> [What needs to be done]: Nothing should differ between your output and the entries below.

> [Material provided]:
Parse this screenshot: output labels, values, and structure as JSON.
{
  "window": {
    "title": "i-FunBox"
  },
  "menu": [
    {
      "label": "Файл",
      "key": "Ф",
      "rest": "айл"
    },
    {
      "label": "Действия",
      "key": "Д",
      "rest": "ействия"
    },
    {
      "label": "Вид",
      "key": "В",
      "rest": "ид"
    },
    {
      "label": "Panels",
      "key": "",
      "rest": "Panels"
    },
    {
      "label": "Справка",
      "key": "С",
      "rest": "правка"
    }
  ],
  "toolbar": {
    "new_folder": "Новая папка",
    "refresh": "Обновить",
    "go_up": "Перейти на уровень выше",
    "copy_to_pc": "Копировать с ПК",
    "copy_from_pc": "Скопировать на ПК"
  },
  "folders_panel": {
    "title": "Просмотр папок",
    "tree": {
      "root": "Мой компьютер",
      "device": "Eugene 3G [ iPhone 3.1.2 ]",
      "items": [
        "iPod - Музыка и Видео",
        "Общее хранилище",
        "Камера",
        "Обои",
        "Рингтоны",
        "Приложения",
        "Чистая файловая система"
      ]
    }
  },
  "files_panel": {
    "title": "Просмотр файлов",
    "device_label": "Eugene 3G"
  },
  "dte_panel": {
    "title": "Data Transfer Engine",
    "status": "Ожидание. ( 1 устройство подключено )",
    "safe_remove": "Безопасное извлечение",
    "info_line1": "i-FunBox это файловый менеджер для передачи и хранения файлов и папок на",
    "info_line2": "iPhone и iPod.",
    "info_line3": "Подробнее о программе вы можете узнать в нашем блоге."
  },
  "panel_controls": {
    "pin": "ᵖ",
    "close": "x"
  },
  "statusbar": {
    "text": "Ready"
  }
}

> [Written response]:
Parse this screenshot: output labels, values, and structure as JSON.
{
  "window": {
    "title": "i-FunBox"
  },
  "menu": [
    {
      "label": "Файл",
      "key": "Ф",
      "rest": "айл"
    },
    {
      "label": "Действия",
      "key": "Д",
      "rest": "ействия"
    },
    {
      "label": "Вид",
      "key": "В",
      "rest": "ид"
    },
    {
      "label": "Panels",
      "key": "",
      "rest": "Panels"
    },
    {
      "label": "Справка",
      "key": "С",
      "rest": "правка"
    }
  ],
  "toolbar": {
    "new_folder": "Новая папка",
    "refresh": "Обновить",
    "go_up": "Перейти на уровень выше",
    "copy_to_pc": "Копировать с ПК",
    "copy_from_pc": "Скопировать на ПК"
  },
  "folders_panel": {
    "title": "Просмотр папок",
    "tree": {
      "root": "Мой компьютер",
      "device": "Eugene 3G [ iPhone 3.1.2 ]",
      "items": [
        "iPod - Музыка и Видео",
        "Общее хранилище",
        "Камера",
        "Обои",
        "Рингтоны",
        "Приложения",
        "Чистая файловая система"
      ]
    }
  },
  "files_panel": {
    "title": "Просмотр файлов",
    "device_label": "Eugene 3G"
  },
  "dte_panel": {
    "title": "Data Transfer Engine",
    "status": "Ожидание. ( 1 устройство подключено )",
    "safe_remove": "Безопасное извлечение",
    "info_line1": "i-FunBox это файловый менеджер для передачи и хранения файлов и папок на",
    "info_line2": "iPhone и iPod.",
    "info_line3": "Подробнее о программе вы можете узнать в нашем блоге."
  },
  "panel_controls": {
    "pin": "ᵖ",
    "close": "x"
  },
  "statusbar": {
    "text": "Ready"
  }
}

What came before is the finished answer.